Linear algebra is central to both pure and applied mathematics. For instance abstract algebra arises by relaxing the axioms leading to a number of generalizations. Functional analysis studies the infinite-dimensional version of the theory of vector spaces. Combined with calculus linear algebra facilitates the solution of linear systems of differential equations. Techniques from linear algebra are also used in analytic geometry, engineering, physics, natural sciences, computer science, and the social sciences (particularly in economics). Because linear algebra is such a well-developed theory, nonlinear mathematical models are sometimes approximated by linear ones.
MIT offers the course in linear algebra which offers a thorough introduction to the subject. We have recommended it on the blog earlier. It is taught by Gilbert Strang, a teacher I hold in high regards for his ability to deliver a subject in an approachable way. The course consists of 34 lectures each being about 45 minutes as far as I know, plus a lot of exercises and answers for you to get it under your finger nails. I have seen the course many years ago when I was reading up on the subject and can recommend the course as something which will give you a gentle but thorough introduction to the topic.
The only thing I would recommend is that rather than you watching the tidbits of videos for each lecture, you watch the whole lecture which has been taught. This gives a much more coherent understanding of the topic. Officially Multivariable calculus is a prerequisite, but it also mentions that you should be able to understand the course without it. However, if you like to study mutlivariable calculus, just follow the link to some good resources.
As with most other basic math topics Khan academy has a long series on linear algebra. This is more focused on how to a apply the different formulas and what the different elements does than actually deriving the formulas and proving that they are true. I have used this resource to gain a better understanding of some topics and not least refresh some topics that I had nearly forgotten. I wouldn’t use this as a stand alone source if you are looking into linear algebra, but I would definitely use it as a supplement for most other sources to pick up on things that are difficult to understand when you are first introduced to them.

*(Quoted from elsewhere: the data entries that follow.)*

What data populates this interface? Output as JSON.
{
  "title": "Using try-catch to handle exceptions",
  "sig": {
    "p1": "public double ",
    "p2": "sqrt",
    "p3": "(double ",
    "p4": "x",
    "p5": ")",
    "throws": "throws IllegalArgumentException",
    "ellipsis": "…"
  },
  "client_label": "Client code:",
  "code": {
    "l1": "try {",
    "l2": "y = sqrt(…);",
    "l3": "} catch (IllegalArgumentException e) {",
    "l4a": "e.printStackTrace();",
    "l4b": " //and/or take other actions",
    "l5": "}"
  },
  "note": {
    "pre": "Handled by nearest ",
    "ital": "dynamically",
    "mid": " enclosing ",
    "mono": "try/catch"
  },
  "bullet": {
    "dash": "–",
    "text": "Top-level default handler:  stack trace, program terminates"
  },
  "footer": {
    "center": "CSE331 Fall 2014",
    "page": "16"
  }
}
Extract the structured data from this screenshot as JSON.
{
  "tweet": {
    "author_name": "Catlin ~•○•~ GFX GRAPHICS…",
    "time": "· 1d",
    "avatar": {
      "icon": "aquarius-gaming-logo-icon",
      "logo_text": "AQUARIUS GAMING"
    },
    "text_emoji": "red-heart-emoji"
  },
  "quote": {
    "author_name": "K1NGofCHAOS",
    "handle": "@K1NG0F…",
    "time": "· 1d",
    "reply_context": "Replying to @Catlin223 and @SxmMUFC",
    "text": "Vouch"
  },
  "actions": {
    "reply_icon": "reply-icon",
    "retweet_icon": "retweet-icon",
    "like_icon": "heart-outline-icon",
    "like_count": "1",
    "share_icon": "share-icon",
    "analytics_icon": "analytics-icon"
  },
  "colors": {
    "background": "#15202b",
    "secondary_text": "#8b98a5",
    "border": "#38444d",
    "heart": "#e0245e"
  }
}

I find this book to give a good introduction to the topic of linear algebra. It is not very rigorous, so if you are looking for a book which takes on a more proof based approach this one is not for you. However, if you are looking for an introduction to the topic, then this is a good book for breaking into it. I know that many people recommend this book together with the MIT lectures recommended above. Another comment I have read, suggests to take a cup of tea and read the book slowly in order to really understand the concept. I think that is a more general comment to mathematics then to this book in general.